07/11/2010

Creating a virtual Jami

Filed under: Uncategorised — David Carter @ 04:25 pm

It’s been three years since I created the current virtual peformance of the Jami Symphony with the relatively basic tools and sounds in Sibelius. That was quite an achievement and took about three months. The result is ok as a first attempt to bring the Jami to the listener. I received much encouragement at the time which was, well, very encouraging. I post it here just for convenience and for comparison to the VSL performances I’ll post in the future.

1st Movement

2nd Movement

3rd Movement

4th Movement

It has always been a goal to create a performance using the wonderous bag of tricks that is the Vienna Symphonic Library. Something along the lines of their ground breaking demos of Pictures at an Exhibition and The Rite of Spring.

Three years ago neither the software nor the hardware was available to me to be able to achieve that goal. Since then we have had Windows 7 64 bit, Intel i7 processors and motherboards that can accomodate much larger amounts of RAM. Sibelius has moved on apace and VSL have produced their choir library and several new software tools such as Vienna MIR and the Vienna Instrument Pro. All these make great strides towards making the project possible and perhaps most importantly prices have started to come down.

I’m not certain that even if I had a money tree and could buy whatever PC bits and software I wanted that it would yet be possible to create a complete performance but I believe I have enough now to start dipping my toe in the water and experimenting and practicing with these tools.

I intend therefore to start creating virtual snippets and thought I would create this blog to chart progress. I may not yet get beyond the foothills and all it may confirm is it’s impossibility. We shall see.

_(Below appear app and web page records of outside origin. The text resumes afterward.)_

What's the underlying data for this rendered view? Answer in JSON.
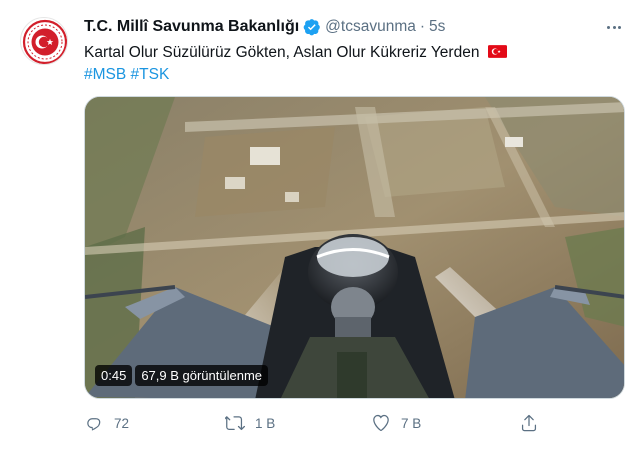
{
  "tweet": {
    "author_name": "T.C. Millî Savunma Bakanlığı",
    "handle": "@tcsavunma",
    "separator": "·",
    "time": "5s",
    "text": "Kartal Olur Süzülürüz Gökten, Aslan Olur Kükreriz Yerden",
    "hashtags": [
      "#MSB",
      "#TSK"
    ]
  },
  "video": {
    "duration": "0:45",
    "views": "67,9 B görüntülenme"
  },
  "actions": {
    "reply_count": "72",
    "retweet_count": "1 B",
    "like_count": "7 B",
    "share_count": ""
  },
  "colors": {
    "verified": "#1da1f2",
    "hashtag": "#1b95e0",
    "secondary_text": "#5b7083",
    "logo_red": "#d21f2b",
    "flag_red": "#e30a17"
  },
  "icons": {
    "verified": "verified-badge-icon",
    "more": "more-horizontal-icon",
    "reply": "reply-icon",
    "retweet": "retweet-icon",
    "like": "heart-icon",
    "share": "share-icon",
    "flag": "turkey-flag-emoji"
  }
}
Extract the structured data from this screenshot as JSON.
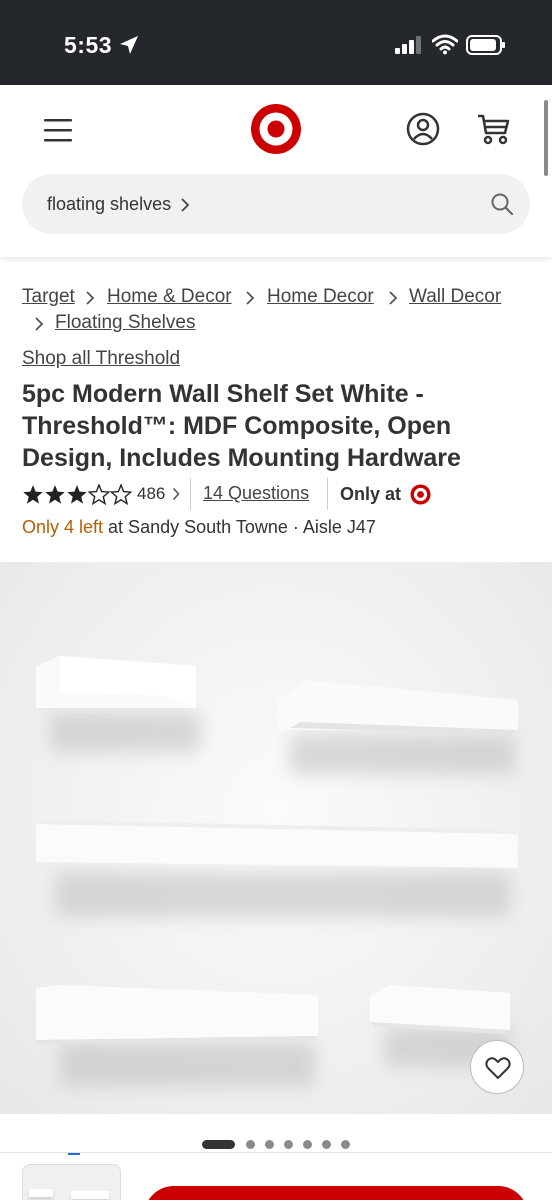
{
  "status_bar": {
    "time": "5:53",
    "icons": [
      "location-arrow-icon",
      "cellular-signal-icon",
      "wifi-icon",
      "battery-icon"
    ]
  },
  "header": {
    "icons": [
      "menu-icon",
      "target-logo",
      "account-icon",
      "cart-icon"
    ],
    "brand_color": "#cc0000"
  },
  "search": {
    "value": "floating shelves",
    "icon": "search-icon"
  },
  "breadcrumbs": [
    "Target",
    "Home & Decor",
    "Home Decor",
    "Wall Decor",
    "Floating Shelves"
  ],
  "shop_all": "Shop all Threshold",
  "product": {
    "title": "5pc Modern Wall Shelf Set White - Threshold™: MDF Composite, Open Design, Includes Mounting Hardware",
    "rating": 3.5,
    "rating_max": 5,
    "rating_count": "486",
    "questions": "14 Questions",
    "only_at": "Only at",
    "stock_warning": "Only 4 left",
    "stock_location": " at Sandy South Towne · Aisle J47",
    "warning_color": "#b85e00"
  },
  "gallery": {
    "image_count": 7,
    "active_index": 0,
    "favorite_icon": "heart-icon"
  }
}
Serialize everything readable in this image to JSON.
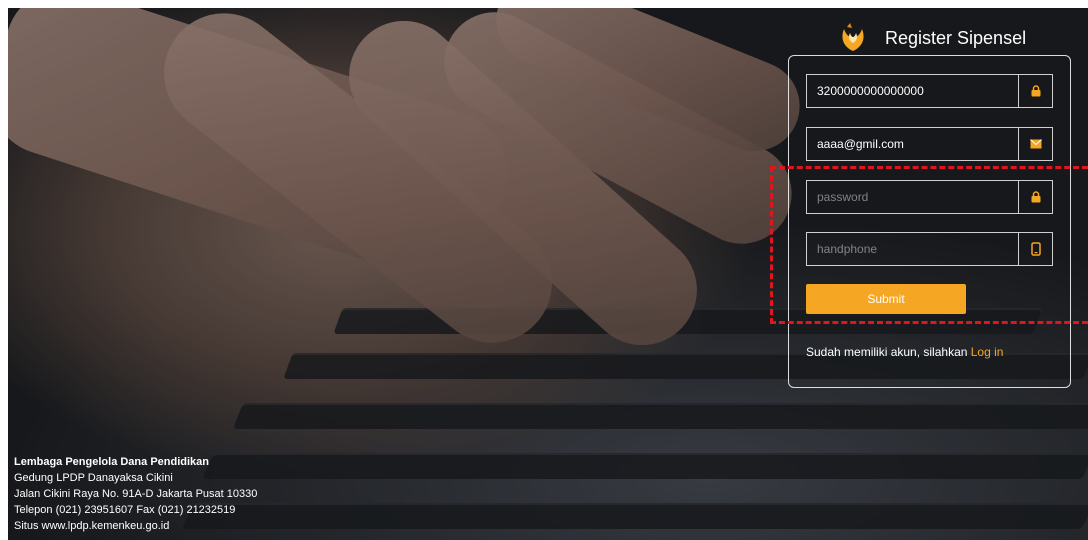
{
  "brand": {
    "title": "Register Sipensel",
    "logo_icon": "flame-logo-icon"
  },
  "form": {
    "nik_value": "3200000000000000",
    "email_value": "aaaa@gmil.com",
    "password_placeholder": "password",
    "phone_placeholder": "handphone",
    "submit_label": "Submit"
  },
  "login": {
    "prompt": "Sudah memiliki akun, silahkan ",
    "link": "Log in"
  },
  "footer": {
    "org": "Lembaga Pengelola Dana Pendidikan",
    "line1": "Gedung LPDP Danayaksa Cikini",
    "line2": "Jalan Cikini Raya No. 91A-D Jakarta Pusat 10330",
    "line3": "Telepon (021) 23951607 Fax (021) 21232519",
    "line4": "Situs www.lpdp.kemenkeu.go.id"
  },
  "colors": {
    "accent": "#f5a623",
    "highlight": "#e0161e"
  },
  "icons": [
    "lock-icon",
    "envelope-icon",
    "lock-icon",
    "phone-icon"
  ]
}
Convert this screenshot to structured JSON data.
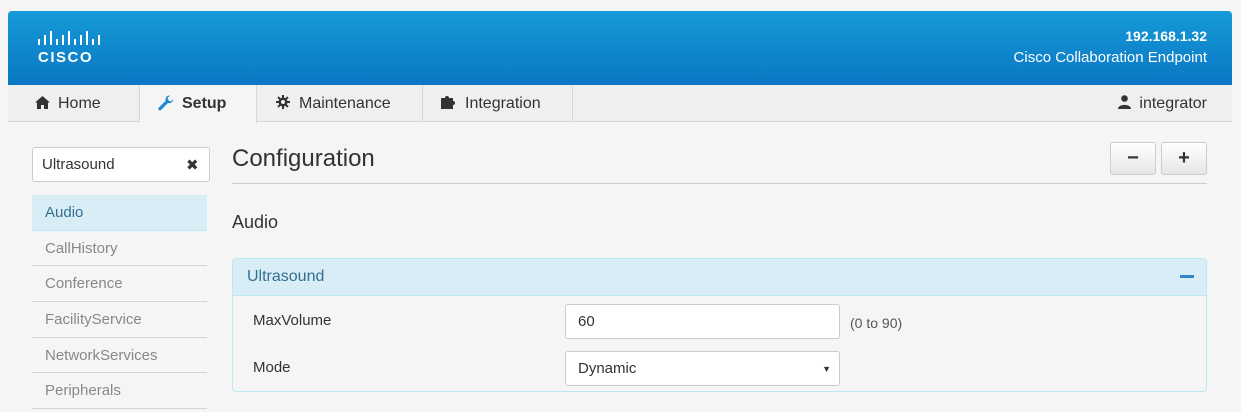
{
  "header": {
    "brand": "CISCO",
    "host": "192.168.1.32",
    "product": "Cisco Collaboration Endpoint"
  },
  "nav": {
    "tabs": [
      {
        "label": "Home",
        "icon": "home-icon"
      },
      {
        "label": "Setup",
        "icon": "wrench-icon",
        "active": true
      },
      {
        "label": "Maintenance",
        "icon": "gear-icon"
      },
      {
        "label": "Integration",
        "icon": "puzzle-icon"
      }
    ],
    "user": "integrator"
  },
  "sidebar": {
    "search_value": "Ultrasound",
    "items": [
      {
        "label": "Audio",
        "active": true
      },
      {
        "label": "CallHistory"
      },
      {
        "label": "Conference"
      },
      {
        "label": "FacilityService"
      },
      {
        "label": "NetworkServices"
      },
      {
        "label": "Peripherals"
      }
    ]
  },
  "main": {
    "title": "Configuration",
    "collapse_all": "−",
    "expand_all": "+",
    "section": "Audio",
    "panel": {
      "title": "Ultrasound",
      "rows": [
        {
          "label": "MaxVolume",
          "value": "60",
          "range": "(0 to 90)"
        },
        {
          "label": "Mode",
          "value": "Dynamic"
        }
      ]
    }
  },
  "colors": {
    "header_top": "#169ad7",
    "header_bottom": "#0a77c4",
    "accent": "#1f86d4",
    "panel_bg": "#d9edf7",
    "panel_text": "#31708f"
  }
}
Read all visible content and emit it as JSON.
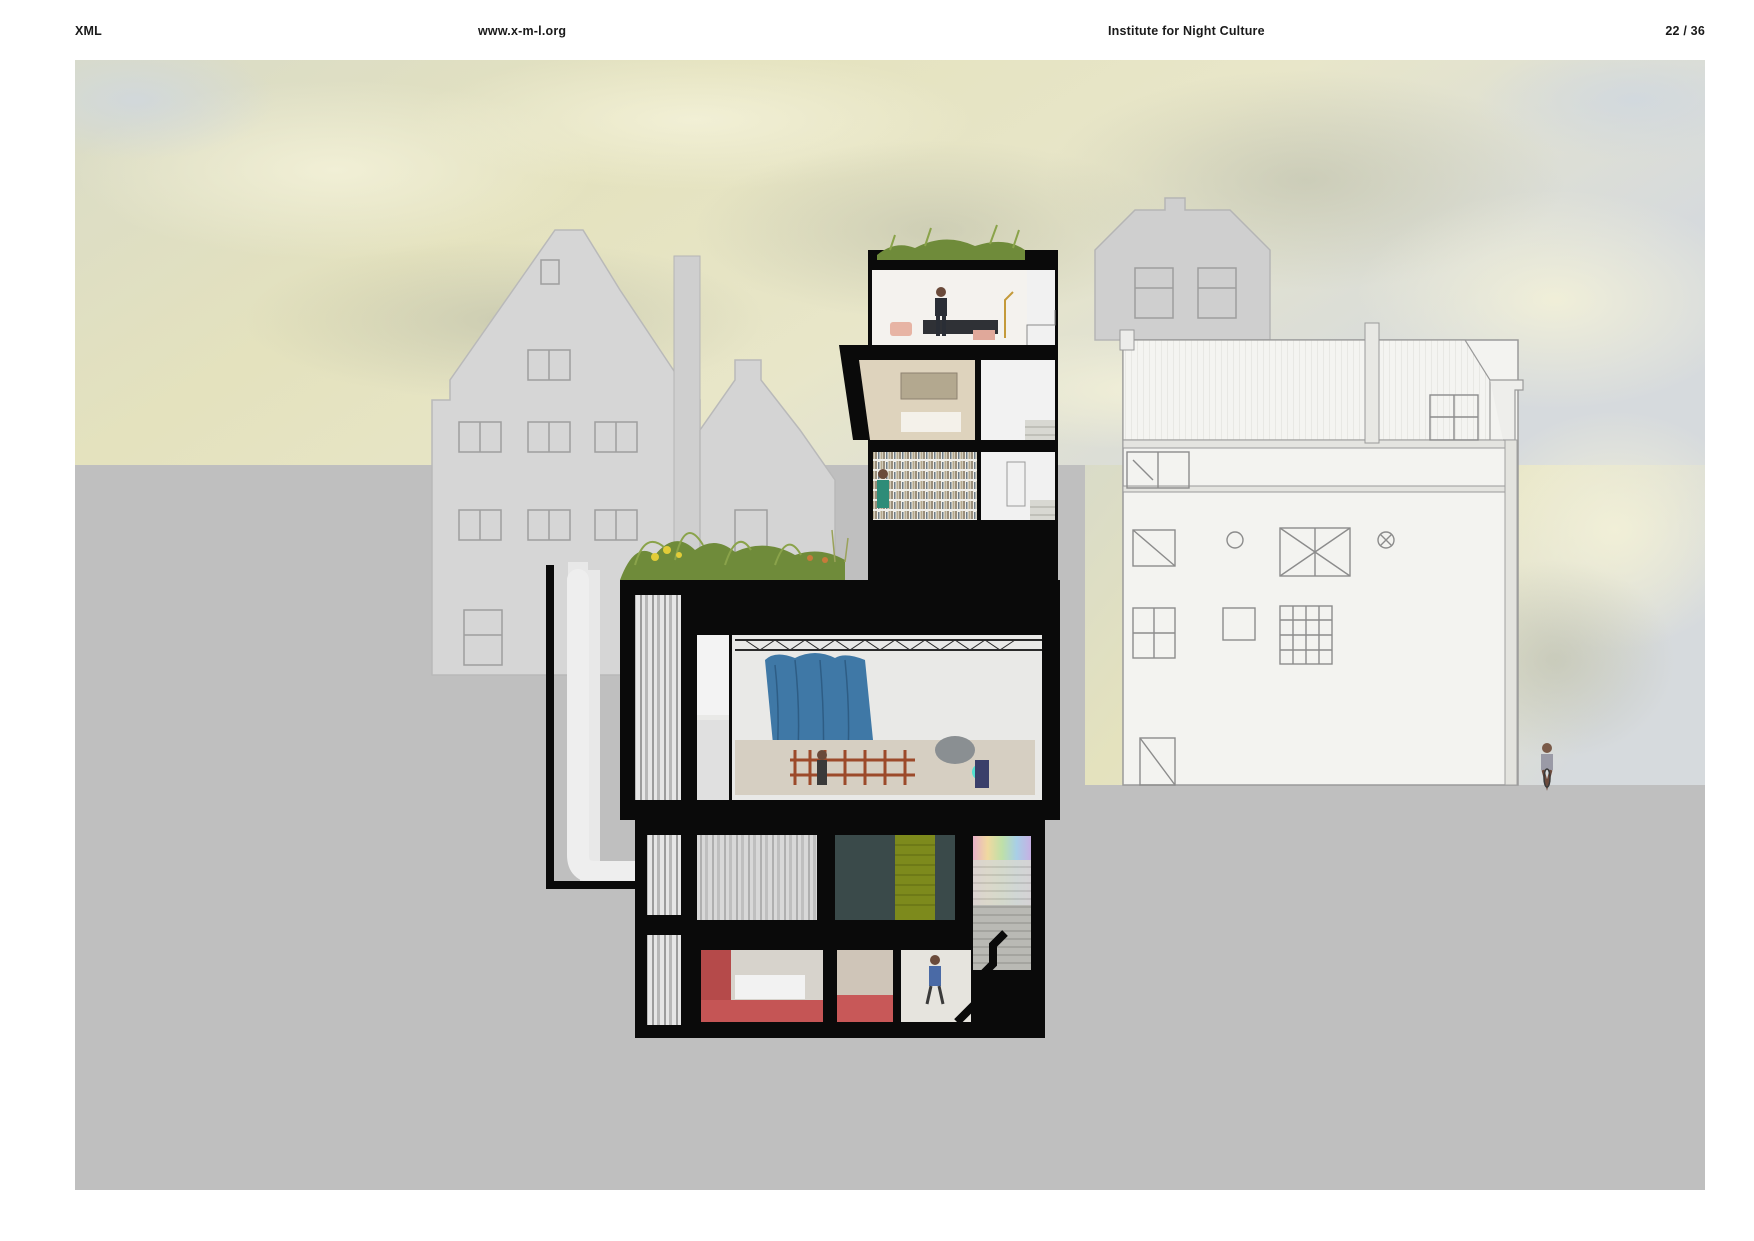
{
  "header": {
    "brand": "XML",
    "url": "www.x-m-l.org",
    "title": "Institute for Night Culture",
    "page_indicator": "22 / 36"
  },
  "figure": {
    "kind": "architectural section drawing",
    "palette": {
      "sky": "#dcdcc4",
      "ground": "#bfbfbf",
      "section_cut": "#0a0a0a",
      "neighbour_buildings": "#d6d6d6",
      "right_elevation": "#f3f3f0",
      "green_roof": "#6f8b3a",
      "curtain_blue": "#3f78a6",
      "floor_red": "#b54a4a",
      "wall_green": "#7d8a1c"
    },
    "icons": [
      "person-figure-icon",
      "cyclist-icon",
      "stair-icon",
      "window-icon"
    ]
  }
}
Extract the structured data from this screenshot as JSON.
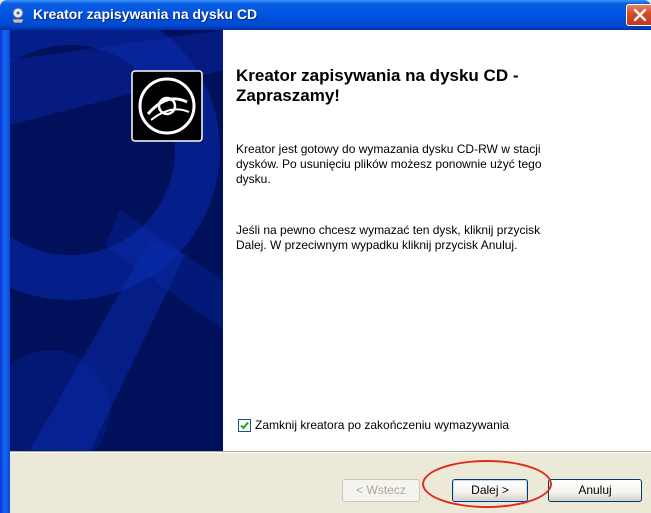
{
  "window": {
    "title": "Kreator zapisywania na dysku CD",
    "title_icon": "cd-burn-icon",
    "close_icon": "close-icon",
    "accent_color": "#0054e3",
    "close_color": "#d44d2c"
  },
  "banner": {
    "icon": "cd-disc-icon",
    "background_color": "#00105b"
  },
  "content": {
    "heading": "Kreator zapisywania na dysku CD -\nZapraszamy!",
    "paragraph1": "Kreator jest gotowy do wymazania dysku CD-RW w stacji\ndysków. Po usunięciu plików możesz ponownie użyć tego\ndysku.",
    "paragraph2": "Jeśli na pewno chcesz wymazać ten dysk, kliknij przycisk\nDalej. W przeciwnym wypadku kliknij przycisk Anuluj."
  },
  "options": {
    "close_wizard_label": "Zamknij kreatora po zakończeniu wymazywania",
    "close_wizard_checked": true
  },
  "buttons": {
    "back_label": "< Wstecz",
    "back_enabled": false,
    "next_label": "Dalej >",
    "cancel_label": "Anuluj"
  },
  "annotation": {
    "highlight_color": "#e02a1a",
    "highlighted": "next-button"
  }
}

1 Comment »

No comments yet.

RSS feed for comments on this post. TrackBack URL

Leave a comment

Powered by WordPress